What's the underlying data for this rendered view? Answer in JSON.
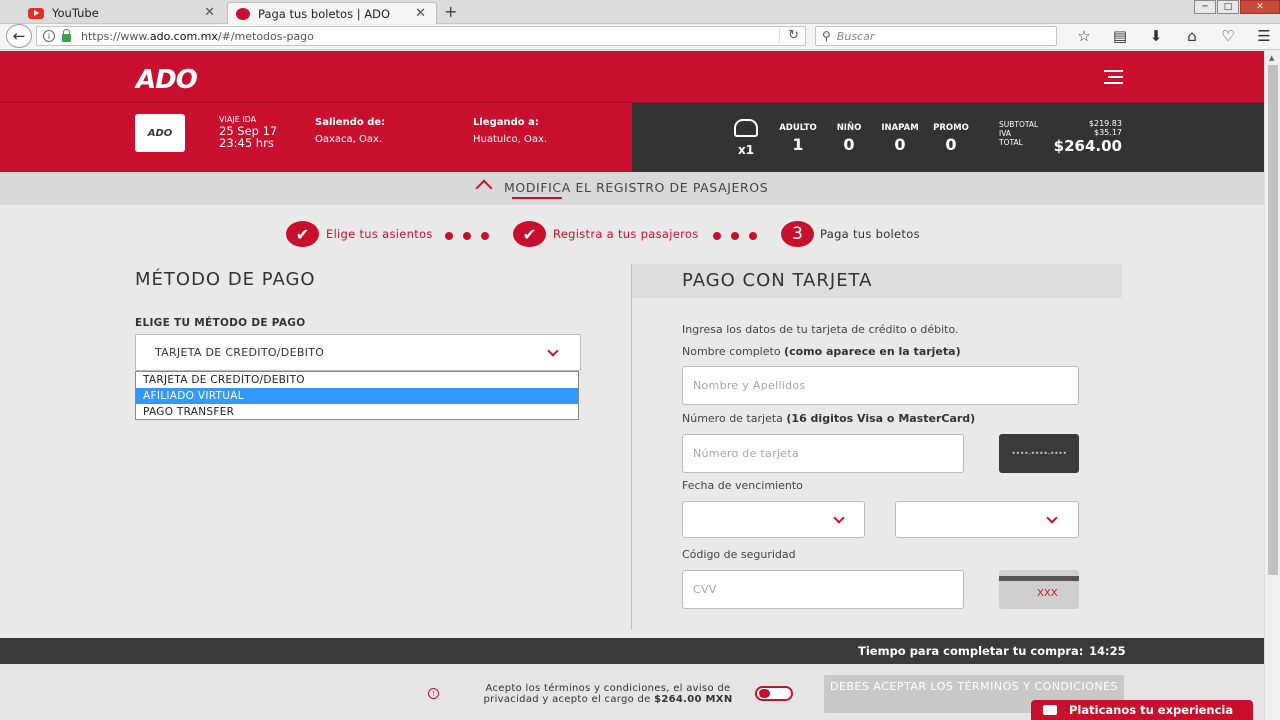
{
  "browser": {
    "tabs": [
      {
        "title": "YouTube",
        "active": false
      },
      {
        "title": "Paga tus boletos | ADO",
        "active": true
      }
    ],
    "url_prefix": "https://www.",
    "url_domain": "ado.com.mx",
    "url_path": "/#/metodos-pago",
    "search_placeholder": "Buscar"
  },
  "header": {
    "logo": "ADO",
    "trip_logo": "ADO"
  },
  "trip": {
    "viaje_label": "VIAJE IDA",
    "date": "25 Sep 17",
    "time": "23:45 hrs",
    "saliendo_label": "Saliendo de:",
    "saliendo_city": "Oaxaca, Oax.",
    "llegando_label": "Llegando a:",
    "llegando_city": "Huatulco, Oax.",
    "passenger_count": "x1",
    "categories": [
      {
        "label": "ADULTO",
        "value": "1"
      },
      {
        "label": "NIÑO",
        "value": "0"
      },
      {
        "label": "INAPAM",
        "value": "0"
      },
      {
        "label": "PROMO",
        "value": "0"
      }
    ],
    "subtotal_label": "SUBTOTAL",
    "iva_label": "IVA",
    "total_label": "TOTAL",
    "subtotal": "$219.83",
    "iva": "$35.17",
    "total": "$264.00"
  },
  "modifica": "MODIFICA EL REGISTRO DE PASAJEROS",
  "steps": [
    {
      "label": "Elige tus asientos"
    },
    {
      "label": "Registra a tus pasajeros"
    },
    {
      "label": "Paga tus boletos",
      "number": "3"
    }
  ],
  "metodo": {
    "title": "MÉTODO DE PAGO",
    "select_label": "ELIGE TU MÉTODO DE PAGO",
    "selected": "TARJETA DE CREDITO/DEBITO",
    "options": [
      "TARJETA DE CREDITO/DEBITO",
      "AFILIADO VIRTUAL",
      "PAGO TRANSFER"
    ]
  },
  "tarjeta": {
    "title": "PAGO CON TARJETA",
    "intro": "Ingresa los datos de tu tarjeta de crédito o débito.",
    "nombre_label": "Nombre completo",
    "nombre_hint": "(como aparece en la tarjeta)",
    "nombre_placeholder": "Nombre y Apellidos",
    "numero_label": "Número de tarjeta",
    "numero_hint": "(16 digitos Visa o MasterCard)",
    "numero_placeholder": "Número de tarjeta",
    "card_mask": "••••-••••-••••",
    "fecha_label": "Fecha de vencimiento",
    "codigo_label": "Código de seguridad",
    "cvv_placeholder": "CVV",
    "cvv_sample": "XXX"
  },
  "footer": {
    "timer_label": "Tiempo para completar tu compra:",
    "timer_value": "14:25",
    "terms_text": "Acepto los términos y condiciones, el aviso de privacidad y acepto el cargo de",
    "terms_amount": "$264.00 MXN",
    "accept_button": "DEBES ACEPTAR LOS TÉRMINOS Y CONDICIONES",
    "chat_button": "Platicanos tu experiencia"
  },
  "colors": {
    "brand_red": "#c8102e",
    "dark": "#333333",
    "selected_option": "#3399ff"
  }
}
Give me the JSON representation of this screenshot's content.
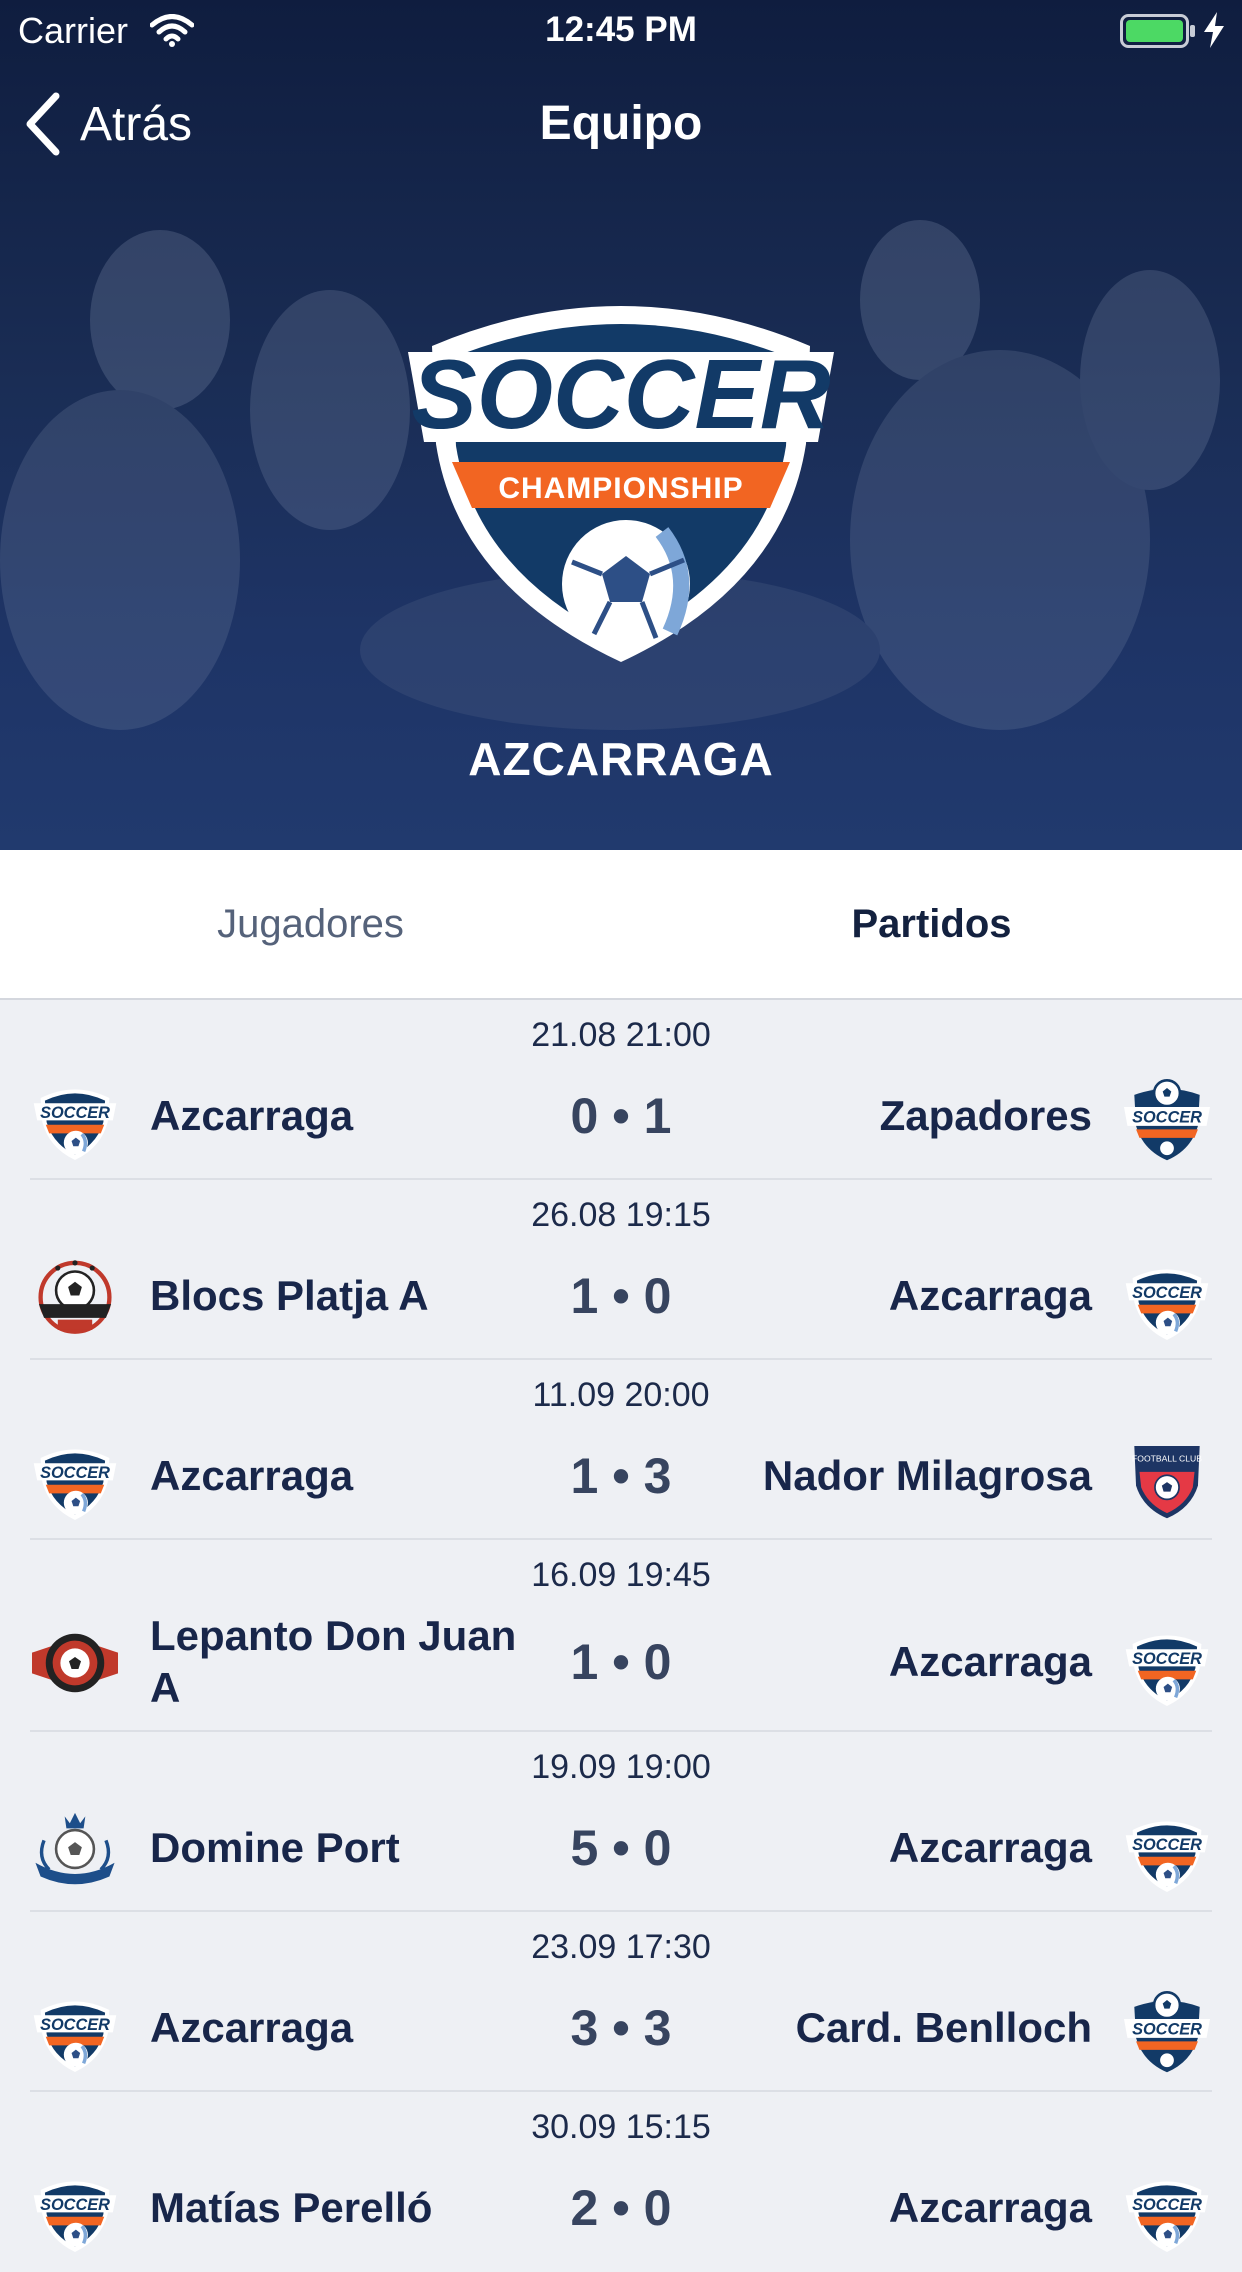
{
  "status_bar": {
    "carrier": "Carrier",
    "time": "12:45 PM",
    "battery_color": "#4cd964"
  },
  "nav": {
    "back_label": "Atrás",
    "title": "Equipo"
  },
  "team": {
    "name": "AZCARRAGA",
    "crest_text_top": "SOCCER",
    "crest_text_band": "CHAMPIONSHIP"
  },
  "tabs": [
    {
      "label": "Jugadores",
      "active": false
    },
    {
      "label": "Partidos",
      "active": true
    }
  ],
  "colors": {
    "header_dark": "#0f1d3f",
    "header_light": "#213a6e",
    "accent_orange": "#f26522",
    "text_dark": "#18264a"
  },
  "matches": [
    {
      "date": "21.08 21:00",
      "home": "Azcarraga",
      "home_icon": "soccer-crest-icon",
      "score": "0 • 1",
      "away": "Zapadores",
      "away_icon": "soccer-ball-crest-icon"
    },
    {
      "date": "26.08 19:15",
      "home": "Blocs Platja A",
      "home_icon": "football-club-badge-icon",
      "score": "1 • 0",
      "away": "Azcarraga",
      "away_icon": "soccer-crest-icon"
    },
    {
      "date": "11.09 20:00",
      "home": "Azcarraga",
      "home_icon": "soccer-crest-icon",
      "score": "1 • 3",
      "away": "Nador Milagrosa",
      "away_icon": "shield-badge-icon"
    },
    {
      "date": "16.09 19:45",
      "home": "Lepanto Don Juan A",
      "home_icon": "winged-ball-badge-icon",
      "score": "1 • 0",
      "away": "Azcarraga",
      "away_icon": "soccer-crest-icon"
    },
    {
      "date": "19.09 19:00",
      "home": "Domine Port",
      "home_icon": "crowned-ball-badge-icon",
      "score": "5 • 0",
      "away": "Azcarraga",
      "away_icon": "soccer-crest-icon"
    },
    {
      "date": "23.09 17:30",
      "home": "Azcarraga",
      "home_icon": "soccer-crest-icon",
      "score": "3 • 3",
      "away": "Card. Benlloch",
      "away_icon": "soccer-ball-crest-icon"
    },
    {
      "date": "30.09 15:15",
      "home": "Matías Perelló",
      "home_icon": "soccer-crest-icon",
      "score": "2 • 0",
      "away": "Azcarraga",
      "away_icon": "soccer-crest-icon"
    }
  ]
}
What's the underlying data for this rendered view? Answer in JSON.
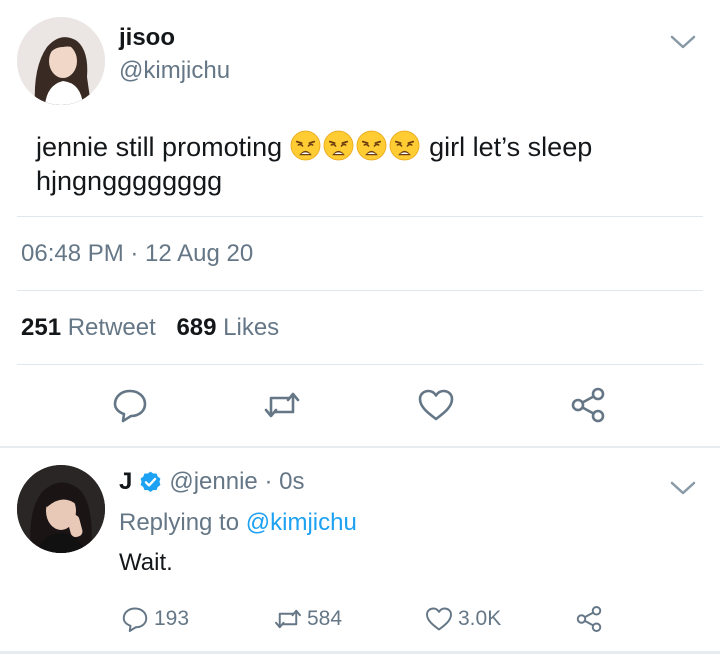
{
  "main_tweet": {
    "name": "jisoo",
    "handle": "@kimjichu",
    "text_before": "jennie still promoting ",
    "emoji_count": 4,
    "emoji_icon": "weary-face-emoji",
    "text_after": " girl let’s sleep hjngngggggggg",
    "timestamp": "06:48 PM · 12 Aug 20",
    "retweets_count": "251",
    "retweets_label": "Retweet",
    "likes_count": "689",
    "likes_label": "Likes",
    "actions": [
      "reply-icon",
      "retweet-icon",
      "like-icon",
      "share-icon"
    ]
  },
  "reply_tweet": {
    "name": "J",
    "verified": true,
    "handle_time": "@jennie · 0s",
    "replying_prefix": "Replying to ",
    "replying_to": "@kimjichu",
    "text": "Wait.",
    "reply_count": "193",
    "retweet_count": "584",
    "like_count": "3.0K"
  },
  "colors": {
    "text": "#14171a",
    "secondary": "#657786",
    "link": "#1da1f2",
    "divider": "#e1e8ed"
  }
}
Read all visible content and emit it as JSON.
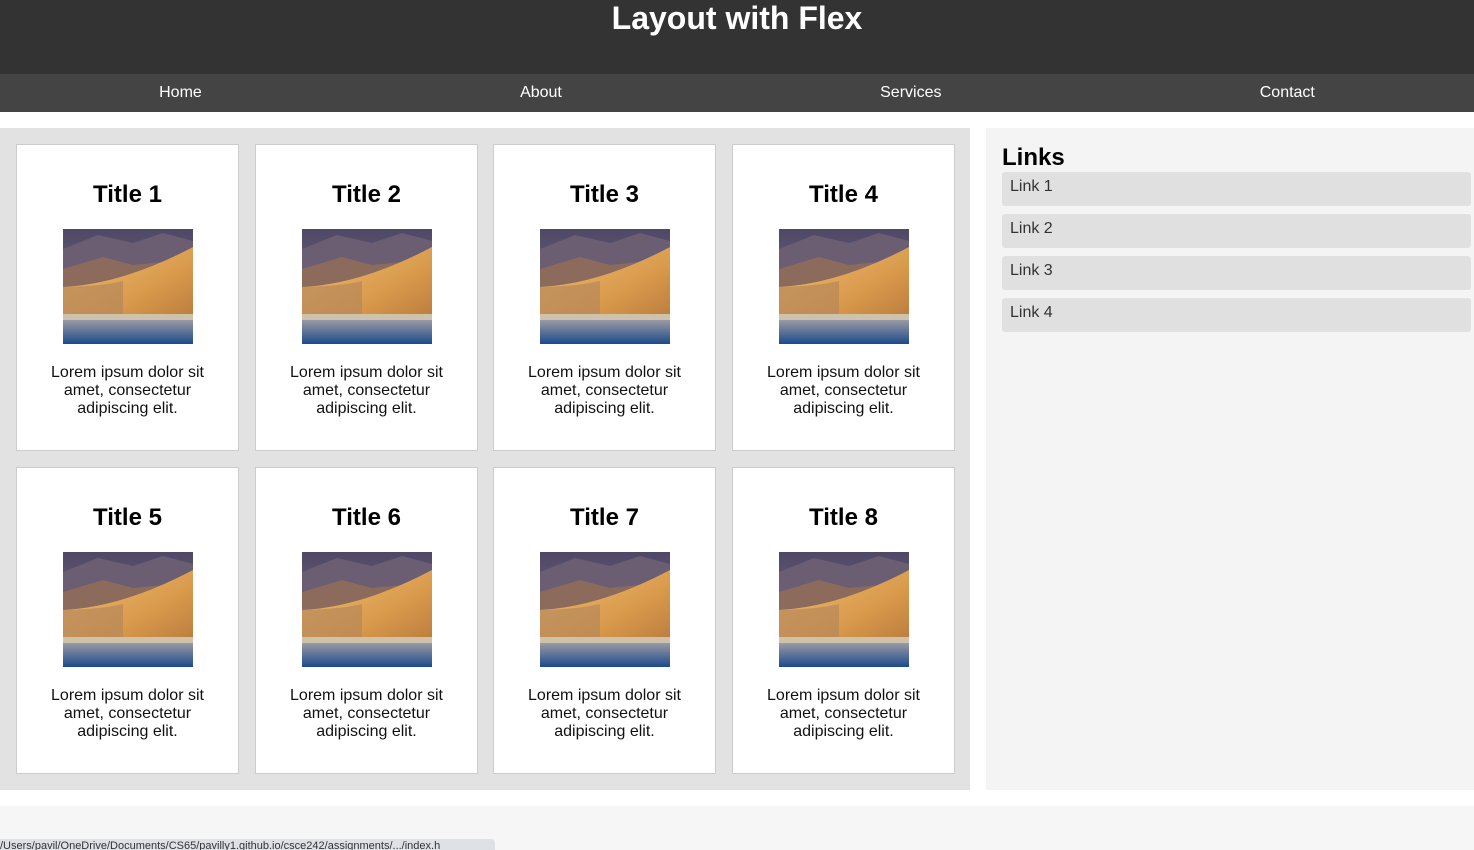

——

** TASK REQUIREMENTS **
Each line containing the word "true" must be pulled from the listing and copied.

** ANSWER FOR THIS EXERCISE **
        "active": true
      "active": true
    "verified": true,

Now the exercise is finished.